Well, here's a shocker:
The Kansas Board for Discipline of Attorneys released a complaint Tuesday claiming [Phill] Kline committed "breaches of trust of his public office" and professional misconduct during his investigations of [Dr. George] Tiller.
The board claims Kline and his deputy prosecutors broke seven Rules of Professional Conduct, including conflict of interest, competence in dealing with complex issues, handling of sensitive documents and misleading judges. The complaint also cites Kline for making improper public comments about ongoing investigations.
Who is Phill Kline? He's the former Attorney General for the State of Kansas, who spent years investigating Dr. George Tiller for allegedly performing illegal abortions. Oh, and he's been called to testify in the Scott Roeder trial.
The defense has subpoenaed former Kansas Attorney General Phill Kline, who plans to testify that he reviewed patient medical records and found evidence Dr. Tiller was illegally aborting "viable, unborn children," a spokesman for Mr. Kline said.

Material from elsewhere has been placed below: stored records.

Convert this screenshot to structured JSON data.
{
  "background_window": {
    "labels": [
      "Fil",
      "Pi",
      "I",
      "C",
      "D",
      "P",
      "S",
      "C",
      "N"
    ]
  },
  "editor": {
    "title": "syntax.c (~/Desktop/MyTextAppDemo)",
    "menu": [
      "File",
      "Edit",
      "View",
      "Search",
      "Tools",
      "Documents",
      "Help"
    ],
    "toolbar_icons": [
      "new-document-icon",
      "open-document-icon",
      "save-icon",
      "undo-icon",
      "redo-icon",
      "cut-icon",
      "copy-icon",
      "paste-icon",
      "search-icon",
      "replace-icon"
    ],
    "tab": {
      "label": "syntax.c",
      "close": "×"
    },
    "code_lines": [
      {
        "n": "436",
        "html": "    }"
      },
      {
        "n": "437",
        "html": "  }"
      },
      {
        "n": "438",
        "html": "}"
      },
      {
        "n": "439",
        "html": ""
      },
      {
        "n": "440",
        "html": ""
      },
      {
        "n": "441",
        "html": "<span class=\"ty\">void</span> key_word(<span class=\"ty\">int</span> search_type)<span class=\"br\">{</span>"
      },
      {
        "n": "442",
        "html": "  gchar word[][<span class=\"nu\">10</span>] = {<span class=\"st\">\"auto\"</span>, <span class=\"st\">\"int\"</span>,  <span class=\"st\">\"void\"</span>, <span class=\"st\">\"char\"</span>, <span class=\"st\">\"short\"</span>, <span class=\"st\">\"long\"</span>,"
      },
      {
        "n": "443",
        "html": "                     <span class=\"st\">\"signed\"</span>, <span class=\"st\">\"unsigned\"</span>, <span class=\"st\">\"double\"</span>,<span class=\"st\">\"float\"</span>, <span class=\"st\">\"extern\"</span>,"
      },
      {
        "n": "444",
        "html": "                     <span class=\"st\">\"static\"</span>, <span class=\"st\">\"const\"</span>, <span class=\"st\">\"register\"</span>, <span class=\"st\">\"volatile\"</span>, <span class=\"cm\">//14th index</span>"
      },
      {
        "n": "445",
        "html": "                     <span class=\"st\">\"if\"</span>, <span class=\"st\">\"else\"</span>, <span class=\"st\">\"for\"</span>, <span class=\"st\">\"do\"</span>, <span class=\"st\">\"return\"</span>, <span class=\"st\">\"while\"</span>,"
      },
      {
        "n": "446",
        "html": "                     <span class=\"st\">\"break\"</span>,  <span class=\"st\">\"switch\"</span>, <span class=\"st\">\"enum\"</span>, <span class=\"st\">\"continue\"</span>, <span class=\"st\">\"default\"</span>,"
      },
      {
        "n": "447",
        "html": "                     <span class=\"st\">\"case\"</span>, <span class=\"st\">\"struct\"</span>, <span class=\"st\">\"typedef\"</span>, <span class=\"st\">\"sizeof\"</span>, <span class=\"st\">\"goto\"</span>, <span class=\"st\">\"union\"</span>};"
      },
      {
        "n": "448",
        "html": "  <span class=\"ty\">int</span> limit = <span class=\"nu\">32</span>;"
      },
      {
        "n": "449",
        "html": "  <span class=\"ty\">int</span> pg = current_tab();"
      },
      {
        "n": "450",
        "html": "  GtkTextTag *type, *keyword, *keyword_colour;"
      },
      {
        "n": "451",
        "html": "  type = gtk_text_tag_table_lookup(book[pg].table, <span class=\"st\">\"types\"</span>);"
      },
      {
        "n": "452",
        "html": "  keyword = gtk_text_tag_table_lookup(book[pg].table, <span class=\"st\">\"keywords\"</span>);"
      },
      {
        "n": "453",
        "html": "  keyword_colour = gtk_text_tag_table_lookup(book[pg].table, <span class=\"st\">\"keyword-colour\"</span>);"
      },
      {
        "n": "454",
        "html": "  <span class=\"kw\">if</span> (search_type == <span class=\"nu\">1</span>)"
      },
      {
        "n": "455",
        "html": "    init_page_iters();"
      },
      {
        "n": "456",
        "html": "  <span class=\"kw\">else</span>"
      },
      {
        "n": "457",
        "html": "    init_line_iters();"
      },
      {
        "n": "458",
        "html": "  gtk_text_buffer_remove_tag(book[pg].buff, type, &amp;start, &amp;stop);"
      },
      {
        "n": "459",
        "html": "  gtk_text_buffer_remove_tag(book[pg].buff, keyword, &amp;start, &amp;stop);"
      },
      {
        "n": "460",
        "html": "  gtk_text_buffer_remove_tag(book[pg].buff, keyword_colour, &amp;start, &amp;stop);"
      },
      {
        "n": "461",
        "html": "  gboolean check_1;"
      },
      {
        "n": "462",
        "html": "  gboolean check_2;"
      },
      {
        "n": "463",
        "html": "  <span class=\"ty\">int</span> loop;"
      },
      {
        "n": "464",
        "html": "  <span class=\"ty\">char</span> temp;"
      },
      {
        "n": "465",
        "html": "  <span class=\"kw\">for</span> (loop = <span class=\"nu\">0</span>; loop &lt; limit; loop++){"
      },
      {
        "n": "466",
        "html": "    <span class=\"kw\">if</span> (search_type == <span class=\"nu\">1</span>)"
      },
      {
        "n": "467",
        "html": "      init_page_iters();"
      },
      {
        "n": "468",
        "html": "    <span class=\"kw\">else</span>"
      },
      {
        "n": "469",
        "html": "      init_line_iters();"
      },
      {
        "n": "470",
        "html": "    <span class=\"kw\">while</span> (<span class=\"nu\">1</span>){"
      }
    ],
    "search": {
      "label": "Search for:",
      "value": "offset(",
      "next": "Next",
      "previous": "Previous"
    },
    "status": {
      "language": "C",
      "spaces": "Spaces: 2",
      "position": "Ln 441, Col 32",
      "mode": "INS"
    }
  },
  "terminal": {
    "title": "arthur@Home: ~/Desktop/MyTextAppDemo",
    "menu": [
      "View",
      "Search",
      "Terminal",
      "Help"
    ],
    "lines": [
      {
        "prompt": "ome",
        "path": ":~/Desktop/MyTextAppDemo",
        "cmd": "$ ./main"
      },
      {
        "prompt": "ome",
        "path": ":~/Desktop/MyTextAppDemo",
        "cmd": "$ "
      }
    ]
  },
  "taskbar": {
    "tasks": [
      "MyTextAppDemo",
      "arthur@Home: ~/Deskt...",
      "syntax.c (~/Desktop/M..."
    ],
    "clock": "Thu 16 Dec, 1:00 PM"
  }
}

Dr. Tiller was acquitted of all charges, but that doesn't seem to matter, because Kline will be testifying about his investigation anyway, an investigation that is now under investigation itself for its questionable tactics, which included aggressively trying to identify the names of Dr. Tiller's patients by subpoenaing their private medical records and seeking the names of guests who stayed at the La Quinta Inn near Dr. Tiller's clinic.
In 2005, the complaint said, Kline's office tried to identify women who were having abortions at Tiller's clinic by "staking out the clinic, following visitors and employees to their vehicles and recording automobile license plate numbers."
"Attempts were made to run the numbers through state agencies in order to identify the name of the driver," the complaint said.
Charming, eh? But that's not all.
The complaint also points to Kline's appearance on Fox's "The O'Reilly Factor" with Bill O'Reilly. Kline spoke about the contents of records obtained from the clinic, after the Kansas Supreme Court told him to "resist any impulse to further publicize the respective legal positions," the complaint said.
Despite the failure of Kline's investigation to actually turn up any -- what's the word? -- oh yeah, proof of wrongdoing, Kline will be permitted to testify at the Roeder trial. Because as the judge has made clear, Roeder has the legal right to argue that he shot Dr. Tiller in cold blood in his church to protect the "preborn" from the "imminent" danger of Dr. Tiller performing a legal medical procedure.